THE PROBLEM » Copy each line of the records below that has "continuation" in it.

SOURCE DATA Start Marker

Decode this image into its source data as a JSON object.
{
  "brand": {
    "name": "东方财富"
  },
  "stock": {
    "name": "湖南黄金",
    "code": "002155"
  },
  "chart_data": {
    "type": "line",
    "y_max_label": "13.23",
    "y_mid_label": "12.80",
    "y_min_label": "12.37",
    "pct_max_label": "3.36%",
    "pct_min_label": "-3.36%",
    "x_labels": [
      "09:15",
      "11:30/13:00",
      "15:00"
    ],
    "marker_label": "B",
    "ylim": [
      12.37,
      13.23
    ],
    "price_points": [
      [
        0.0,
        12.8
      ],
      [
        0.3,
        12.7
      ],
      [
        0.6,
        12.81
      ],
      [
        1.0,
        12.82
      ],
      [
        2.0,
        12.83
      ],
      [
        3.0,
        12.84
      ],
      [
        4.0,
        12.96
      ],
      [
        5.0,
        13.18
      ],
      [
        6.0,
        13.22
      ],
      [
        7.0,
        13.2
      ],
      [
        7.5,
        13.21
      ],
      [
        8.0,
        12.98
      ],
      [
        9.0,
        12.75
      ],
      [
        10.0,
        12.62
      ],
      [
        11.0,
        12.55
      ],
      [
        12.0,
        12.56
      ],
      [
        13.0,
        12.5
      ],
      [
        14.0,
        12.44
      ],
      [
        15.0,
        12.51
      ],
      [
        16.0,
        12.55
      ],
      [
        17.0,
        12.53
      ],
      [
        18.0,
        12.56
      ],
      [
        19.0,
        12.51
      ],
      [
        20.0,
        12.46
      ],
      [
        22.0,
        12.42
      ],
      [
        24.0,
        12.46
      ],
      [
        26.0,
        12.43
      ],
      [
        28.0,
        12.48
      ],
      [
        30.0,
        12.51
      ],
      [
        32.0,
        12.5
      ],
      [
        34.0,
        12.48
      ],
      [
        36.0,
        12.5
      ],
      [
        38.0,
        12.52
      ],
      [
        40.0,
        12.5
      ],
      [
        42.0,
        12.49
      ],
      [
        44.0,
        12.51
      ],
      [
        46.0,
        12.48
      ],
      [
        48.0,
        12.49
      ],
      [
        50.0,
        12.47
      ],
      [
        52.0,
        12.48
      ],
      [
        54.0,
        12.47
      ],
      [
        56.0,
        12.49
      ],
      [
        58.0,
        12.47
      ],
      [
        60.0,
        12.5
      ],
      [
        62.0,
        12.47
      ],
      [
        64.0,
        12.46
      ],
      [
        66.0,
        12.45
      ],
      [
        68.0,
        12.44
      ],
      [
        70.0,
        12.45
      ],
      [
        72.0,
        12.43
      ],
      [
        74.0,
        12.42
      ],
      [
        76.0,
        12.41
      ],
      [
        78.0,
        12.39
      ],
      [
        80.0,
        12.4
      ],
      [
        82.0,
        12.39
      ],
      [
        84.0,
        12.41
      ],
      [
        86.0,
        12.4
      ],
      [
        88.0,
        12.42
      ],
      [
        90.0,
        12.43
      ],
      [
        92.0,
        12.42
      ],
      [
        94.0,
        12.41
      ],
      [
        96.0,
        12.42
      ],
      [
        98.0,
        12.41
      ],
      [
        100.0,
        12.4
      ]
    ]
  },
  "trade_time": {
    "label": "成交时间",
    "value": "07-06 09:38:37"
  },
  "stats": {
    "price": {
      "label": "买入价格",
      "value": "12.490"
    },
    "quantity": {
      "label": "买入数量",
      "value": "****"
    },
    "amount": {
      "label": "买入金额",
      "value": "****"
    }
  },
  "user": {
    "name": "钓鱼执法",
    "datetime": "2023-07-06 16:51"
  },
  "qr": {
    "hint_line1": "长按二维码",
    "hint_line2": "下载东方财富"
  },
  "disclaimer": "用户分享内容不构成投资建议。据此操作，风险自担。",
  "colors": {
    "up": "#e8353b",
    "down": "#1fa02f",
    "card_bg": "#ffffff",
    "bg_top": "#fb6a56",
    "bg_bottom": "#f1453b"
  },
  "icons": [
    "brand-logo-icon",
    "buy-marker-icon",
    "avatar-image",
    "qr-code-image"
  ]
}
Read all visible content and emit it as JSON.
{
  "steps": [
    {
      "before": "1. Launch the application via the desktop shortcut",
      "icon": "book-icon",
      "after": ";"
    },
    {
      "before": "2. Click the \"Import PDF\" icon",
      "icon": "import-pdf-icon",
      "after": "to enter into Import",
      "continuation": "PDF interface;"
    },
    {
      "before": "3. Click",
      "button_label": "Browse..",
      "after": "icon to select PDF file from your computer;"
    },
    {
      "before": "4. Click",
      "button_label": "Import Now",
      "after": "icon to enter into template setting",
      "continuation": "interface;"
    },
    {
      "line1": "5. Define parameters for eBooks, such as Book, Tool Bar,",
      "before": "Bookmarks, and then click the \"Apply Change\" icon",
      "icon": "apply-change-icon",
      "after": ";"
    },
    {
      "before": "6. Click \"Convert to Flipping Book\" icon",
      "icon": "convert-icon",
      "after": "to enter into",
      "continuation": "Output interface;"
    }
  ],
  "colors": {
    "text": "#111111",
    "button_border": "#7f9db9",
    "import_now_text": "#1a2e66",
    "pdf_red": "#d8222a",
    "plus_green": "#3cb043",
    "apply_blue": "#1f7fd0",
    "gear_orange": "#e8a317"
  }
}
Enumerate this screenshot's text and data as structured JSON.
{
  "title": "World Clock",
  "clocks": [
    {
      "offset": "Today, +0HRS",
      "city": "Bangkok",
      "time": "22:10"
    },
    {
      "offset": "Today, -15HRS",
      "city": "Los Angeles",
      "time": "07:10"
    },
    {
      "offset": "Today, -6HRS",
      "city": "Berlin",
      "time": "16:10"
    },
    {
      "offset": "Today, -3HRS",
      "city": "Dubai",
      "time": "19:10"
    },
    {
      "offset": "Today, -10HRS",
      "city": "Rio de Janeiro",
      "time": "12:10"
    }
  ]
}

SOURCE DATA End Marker

SOLVED PROBLEM »
      "continuation": "PDF interface;"
      "continuation": "interface;"
      "continuation": "Output interface;"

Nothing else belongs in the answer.